Harvard Professor David Edwards and a former engineering student, Rachel Field, added another sense to digital communications, sending a smell across the Atlantic, where a scent generator called an oPhone reproduced it.
Harvard physicists have suggested that a disk of dark matter may lie along the center line of the galaxy.
Visitors to the Materials Collection at the Harvard University Graduate School of Design’s Frances Loeb Library will never be admonished to look without ...
Music blared, LEDs blinked, and jaws dropped Tuesday at the SEAS Design and Project Fair, a celebration of creative problem-solving by students at the ...
Harvard researchers have succeeded in creating quantum switches that can be turned on and off using a single photon, an achievement that could pave the way for the creation of highly secure quantum networks.
A team of scientists led by Professor of Physics and of Applied Physics Amir Yacoby has developed a magnetic resonance imaging (MRI) system that can produce nanoscale images, and may one day allow researchers to peer into the atomic structure of individual molecules.
Faculty, staff, and students gathered from around campus for a discussion about social media at Harvard. While civil in tone, the exchange began with participants throwing Marlon Kuzmick’s softball question right back at him.
University leaders gathered at the Science Center to celebrate an update of the Harvard Mark I exhibit.
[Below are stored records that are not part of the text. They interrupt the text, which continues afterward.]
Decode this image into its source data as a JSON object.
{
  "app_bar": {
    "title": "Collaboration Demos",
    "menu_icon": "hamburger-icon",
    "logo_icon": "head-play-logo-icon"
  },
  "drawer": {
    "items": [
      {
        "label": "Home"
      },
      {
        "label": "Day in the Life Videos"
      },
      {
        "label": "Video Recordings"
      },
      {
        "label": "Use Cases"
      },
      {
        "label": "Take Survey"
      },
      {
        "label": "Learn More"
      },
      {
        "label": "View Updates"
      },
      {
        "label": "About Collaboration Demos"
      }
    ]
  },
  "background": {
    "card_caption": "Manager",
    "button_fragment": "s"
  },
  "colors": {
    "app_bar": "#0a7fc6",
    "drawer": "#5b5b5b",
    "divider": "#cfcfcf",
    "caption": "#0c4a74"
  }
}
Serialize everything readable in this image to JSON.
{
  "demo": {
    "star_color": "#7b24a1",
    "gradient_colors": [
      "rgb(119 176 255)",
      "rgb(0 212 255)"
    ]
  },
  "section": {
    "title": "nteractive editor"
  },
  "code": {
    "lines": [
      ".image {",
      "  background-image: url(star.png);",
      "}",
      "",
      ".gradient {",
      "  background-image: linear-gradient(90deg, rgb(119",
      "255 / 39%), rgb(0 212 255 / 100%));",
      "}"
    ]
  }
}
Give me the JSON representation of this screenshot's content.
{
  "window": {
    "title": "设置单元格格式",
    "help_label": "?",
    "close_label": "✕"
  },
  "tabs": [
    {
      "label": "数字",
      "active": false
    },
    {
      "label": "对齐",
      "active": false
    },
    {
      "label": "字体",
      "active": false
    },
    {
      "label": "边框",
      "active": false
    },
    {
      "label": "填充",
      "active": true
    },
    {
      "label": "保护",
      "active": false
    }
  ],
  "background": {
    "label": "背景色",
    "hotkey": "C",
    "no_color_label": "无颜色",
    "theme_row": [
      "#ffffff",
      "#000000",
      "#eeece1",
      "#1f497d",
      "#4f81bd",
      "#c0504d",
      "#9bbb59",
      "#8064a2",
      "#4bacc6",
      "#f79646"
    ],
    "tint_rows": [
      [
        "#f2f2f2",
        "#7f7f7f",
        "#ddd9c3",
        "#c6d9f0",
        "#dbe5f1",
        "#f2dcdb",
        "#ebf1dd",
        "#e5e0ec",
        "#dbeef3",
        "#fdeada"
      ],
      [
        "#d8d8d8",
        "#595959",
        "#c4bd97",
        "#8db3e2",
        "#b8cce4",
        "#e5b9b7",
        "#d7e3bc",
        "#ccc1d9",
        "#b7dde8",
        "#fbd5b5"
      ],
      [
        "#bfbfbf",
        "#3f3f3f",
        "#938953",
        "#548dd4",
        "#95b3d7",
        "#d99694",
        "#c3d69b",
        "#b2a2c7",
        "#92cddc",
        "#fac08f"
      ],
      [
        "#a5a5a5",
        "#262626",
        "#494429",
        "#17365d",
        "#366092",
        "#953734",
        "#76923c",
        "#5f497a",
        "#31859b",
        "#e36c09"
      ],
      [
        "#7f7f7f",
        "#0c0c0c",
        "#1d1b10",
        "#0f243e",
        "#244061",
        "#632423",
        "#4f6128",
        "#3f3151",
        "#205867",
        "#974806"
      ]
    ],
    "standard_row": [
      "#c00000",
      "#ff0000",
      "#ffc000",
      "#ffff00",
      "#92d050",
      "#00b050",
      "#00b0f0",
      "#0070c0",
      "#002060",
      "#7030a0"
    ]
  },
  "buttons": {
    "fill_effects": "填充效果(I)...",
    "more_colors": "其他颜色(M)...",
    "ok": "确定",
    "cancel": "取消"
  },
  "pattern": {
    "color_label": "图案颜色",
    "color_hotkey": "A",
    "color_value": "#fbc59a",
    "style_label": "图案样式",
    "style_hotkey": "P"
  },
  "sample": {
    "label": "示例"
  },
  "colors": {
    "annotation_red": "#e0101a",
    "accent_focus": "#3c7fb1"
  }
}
Experts came together at Radcliffe to peer into the future of digital library collections.